The long and short of it is that bull penis is featured on menus in China, and is purported to have aphrodisiacal powers.
This and other strange foods —delicacies to some and revolting to others — are featured at the Disgusting Food Museum in Mälmo, Sweden.
Read more about the bizarre foods at this unusual museum.
How do you improve a nice sheep-milk pecorino? In Sardinia, you start by cracking open the cheese and letting a whole lot of flies settle in. As they eat, poop and lay their eggs in the cheese, the flies impart unique flavors that are only improved by the texture of the wriggling maggots after they hatch. Yes, you're supposed to eat them, too.
Enjoyed in China for hundreds of years, the century egg is a duck, chicken or quail egg steeped for up to five months in a special broth that includes black tea, salt, lime and wood ash.
At the Disgusting Food Museum, "smell jars" allow visitors to experience the unique scents of the unusual foods featured in the exhibits.
Read more about the museum and its peculiar contents.
In Peru, people have been raising and eating guinea pigs — called cuy — for about 5,000 years.
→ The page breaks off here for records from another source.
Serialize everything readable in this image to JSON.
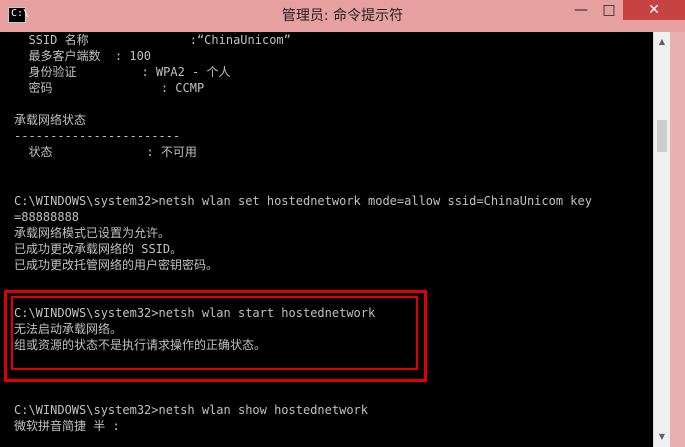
{
  "window": {
    "title": "管理员: 命令提示符",
    "icon_label": "C:\\",
    "controls": {
      "minimize": "—",
      "maximize": "□",
      "close": "✕"
    }
  },
  "console": {
    "lines": [
      "  SSID 名称              :“ChinaUnicom”",
      "  最多客户端数  : 100",
      "  身份验证         : WPA2 - 个人",
      "  密码               : CCMP",
      "",
      "承载网络状态",
      "-----------------------",
      "  状态             : 不可用",
      "",
      "C:\\WINDOWS\\system32>netsh wlan set hostednetwork mode=allow ssid=ChinaUnicom key",
      "=88888888",
      "承载网络模式已设置为允许。",
      "已成功更改承载网络的 SSID。",
      "已成功更改托管网络的用户密钥密码。",
      "",
      "",
      "C:\\WINDOWS\\system32>netsh wlan start hostednetwork",
      "无法启动承载网络。",
      "组或资源的状态不是执行请求操作的正确状态。",
      "",
      "",
      "",
      "C:\\WINDOWS\\system32>netsh wlan show hostednetwork",
      "微软拼音简捷 半 :"
    ]
  },
  "colors": {
    "titlebar": "#e7a0a0",
    "console_bg": "#000000",
    "console_text": "#c0c0c0",
    "highlight": "#e00000"
  },
  "icons": {
    "app": "cmd-icon",
    "scroll_up": "scroll-up-icon",
    "scroll_down": "scroll-down-icon"
  }
}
They are usually served fried or roasted whole.
Soup made with fruit bats was so popular in Guam that the bats were nearly eaten into extinction. When the bats are cooked, they produce a strong, urine-like smell, but their meat is allegedly sweet and tastes somewhat like chicken, according to the Disgusting Food Museum.
Haggis, a much-loved pudding in Scotland, is made of minced sheep's liver, lungs and heart, combined with onions, fat and oatmeal. The pudding is cooked in a casing — traditionally a sheep's stomach.
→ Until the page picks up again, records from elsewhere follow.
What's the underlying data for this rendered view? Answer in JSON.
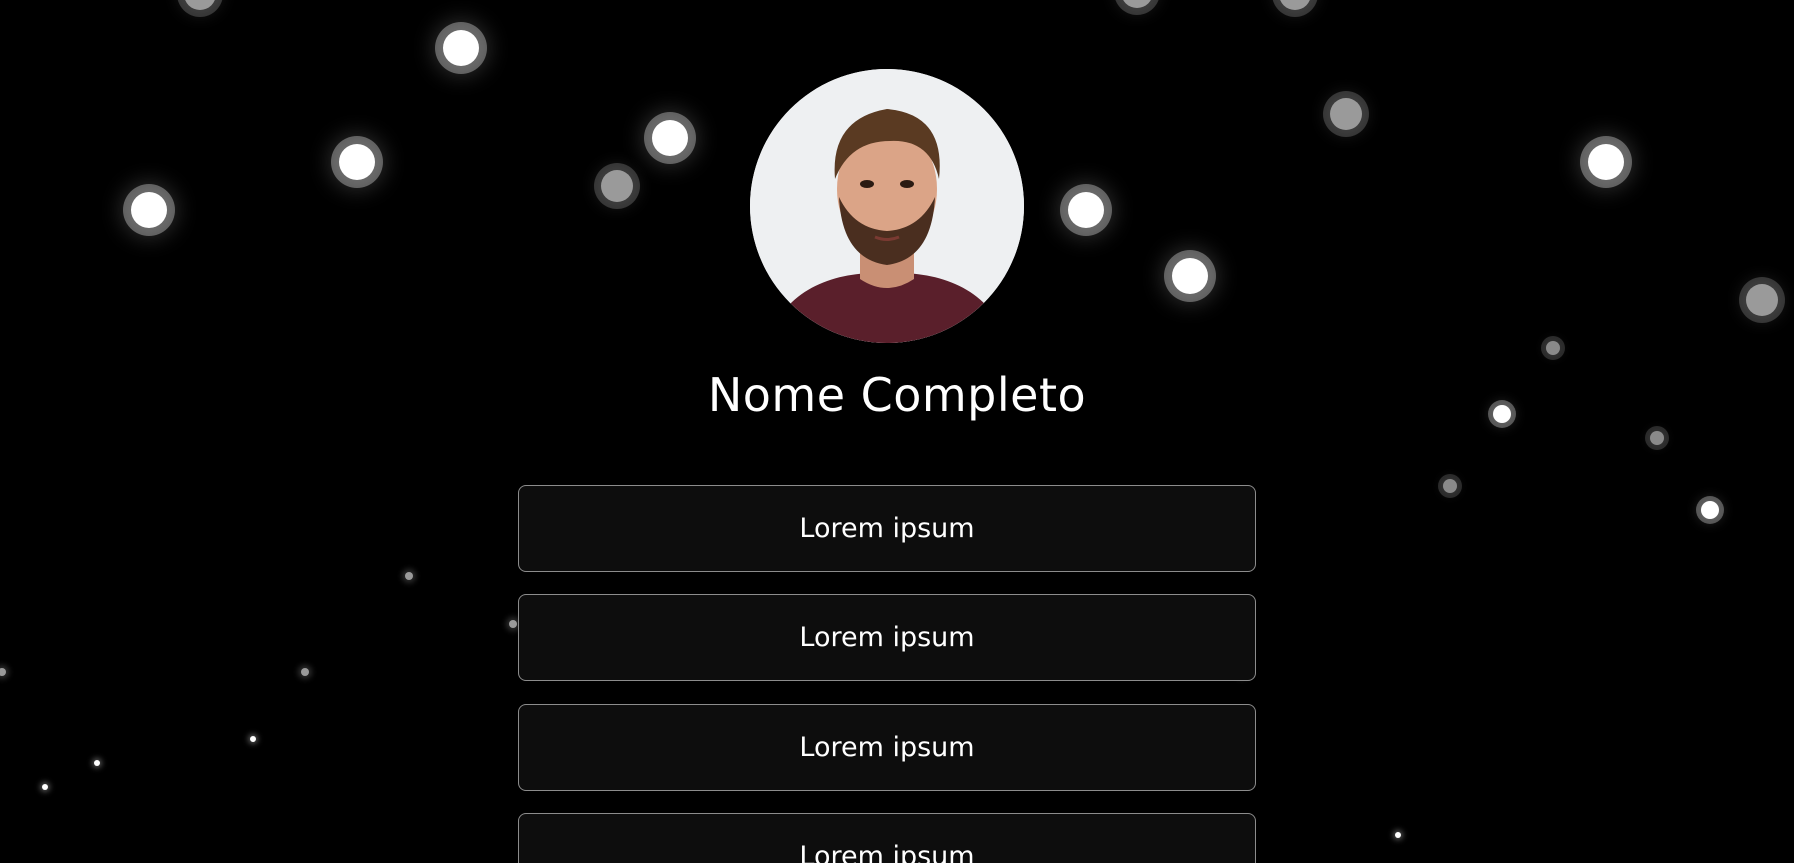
{
  "profile": {
    "name": "Nome Completo",
    "avatar_alt": "profile photo"
  },
  "links": [
    {
      "label": "Lorem ipsum"
    },
    {
      "label": "Lorem ipsum"
    },
    {
      "label": "Lorem ipsum"
    },
    {
      "label": "Lorem ipsum"
    }
  ],
  "theme": {
    "background": "#000000",
    "button_background": "#0d0d0d",
    "button_border": "#8c8c8c",
    "text": "#ffffff"
  }
}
So-called salads made of gelatin with bits of fruits and vegetables suspended inside became hugely popular in the United States during the 1920s and 1930s. They continued to appear on American tables through the 1970s, when their popularity began to wane.
Kale pache, or sheep's head soup, is a traditional slow-cooked dish in Iran, and is made with the sheep's hooves as well as its head.
To make kiviak, a traditional Inuit food from Greenland, up to 500 small birds called auks are stitched up inside a sealskin and stored under a rock for three months. Once the birds are done fermenting, they are eaten for special occasions.
Kumis, a fermented drink made from mare's milk, is popular among people of the central Asian steppes. Higher sugar content in mare's milk makes kumis more alcoholic than kefir, another fermented drink made from cow, goat or sheep milk.
Current page: Page 1Next Page Page 2
Live Science newsletter
Stay up to date on the latest science news by signing up for our Essentials newsletter.
Mindy Weisberger is a Live Science editor for the channels Animals and Planet Earth. She also reports on general science, covering climate change, paleontology, biology, and space. Mindy studied film at Columbia University; prior to Live Science she produced, wrote and directed media for the American Museum of Natural History in New York City. Her videos about dinosaurs, astrophysics, biodiversity and evolution appear in museums and science centers worldwide, earning awards such as the CINE Golden Eagle and the Communicator Award of Excellence. Her writing has also appeared in Scientific American, The Washington Post and How It Works Magazine.
By Sascha Pare
By Ben Turner
By Sascha Pare
By Harry Baker
By Ben Turner